We pride ourselves on being able to anticipate and stay one step ahead of our investigators’ needs – and it’s a bit harder to do that when you’re learning to work with a new investigator, especially in a situation when both of you are under a bit of pressure.

What do you do, when you’re getting to know a new investigator, and the first project or two you work on is an application or a progress report with a short deadline?

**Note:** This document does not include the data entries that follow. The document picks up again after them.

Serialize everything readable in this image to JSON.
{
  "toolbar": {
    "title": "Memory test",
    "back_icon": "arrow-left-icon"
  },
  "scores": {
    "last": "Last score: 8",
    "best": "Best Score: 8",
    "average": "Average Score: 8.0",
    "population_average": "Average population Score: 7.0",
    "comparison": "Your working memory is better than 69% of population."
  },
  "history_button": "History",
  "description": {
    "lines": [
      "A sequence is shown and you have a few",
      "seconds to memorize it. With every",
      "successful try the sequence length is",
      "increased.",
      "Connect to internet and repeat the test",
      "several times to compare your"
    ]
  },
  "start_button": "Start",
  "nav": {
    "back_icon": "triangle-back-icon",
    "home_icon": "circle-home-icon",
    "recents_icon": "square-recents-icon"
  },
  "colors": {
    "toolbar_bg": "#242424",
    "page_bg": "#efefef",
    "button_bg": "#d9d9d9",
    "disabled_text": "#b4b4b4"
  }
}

  1. Ask the investigator about their research. Take a moment to have the new PI tell you about their work. It’s important to hear the investigator explain their work in their own words.
  2. Take the initiative – volunteer to take on aspects of the application or the report and ask the PI how often you should check back to share drafts, review work, and ask for input.
  3. Be transparent about your thinking – state that you’d be happy to draft the consultant letter for the PI’s review, state what you think the role of the consultant is on the grant, ask what the PI normally pays consultants, and ask if the PI would prefer to send the letters to the consultants directly or if they would like to be copied on your correspondence. When you are transparent about your thinking you help the PI know how you work and that you will completely address the issues they care about. They don’t have to worry or follow up on the small issues.
  4. Look for subtle cues and hints about their communication preferences – in the environment we work in ( a medical school) we learn clinic schedules quickly, and by the volume of e-mail, you can pick up when an investigator likes to communicate. For this proposal, my investigator’s peak time was 8pm on e-mail. I was always on e-mail at 8pm each night.
  5. Ask questions – what do you need from me? Deliver results, even simple results to build confidence. Addressing low hanging fruit builds confidence that you are the person he or she can trust and it helps the relationship to gel quickly.
  6. Be available as much as possible during crunch times. For the short duration, you’re in it together – and you’re the resource for your PI on this application. Be available as much as you can and you’ve earned the biggest gold star ever.
  7. Smooth out any rough patches with honesty and directness. Learning how to work together quickly is never perfect and snafus are bound to happen – it’s understandable. They are harder to handle because everyone is tired and stressed out. Address them, fix the issue and move on.

What steps have you taken to put a new PI at ease as you’ve jumped into the fray? What worked, and what did you learn? Do tell!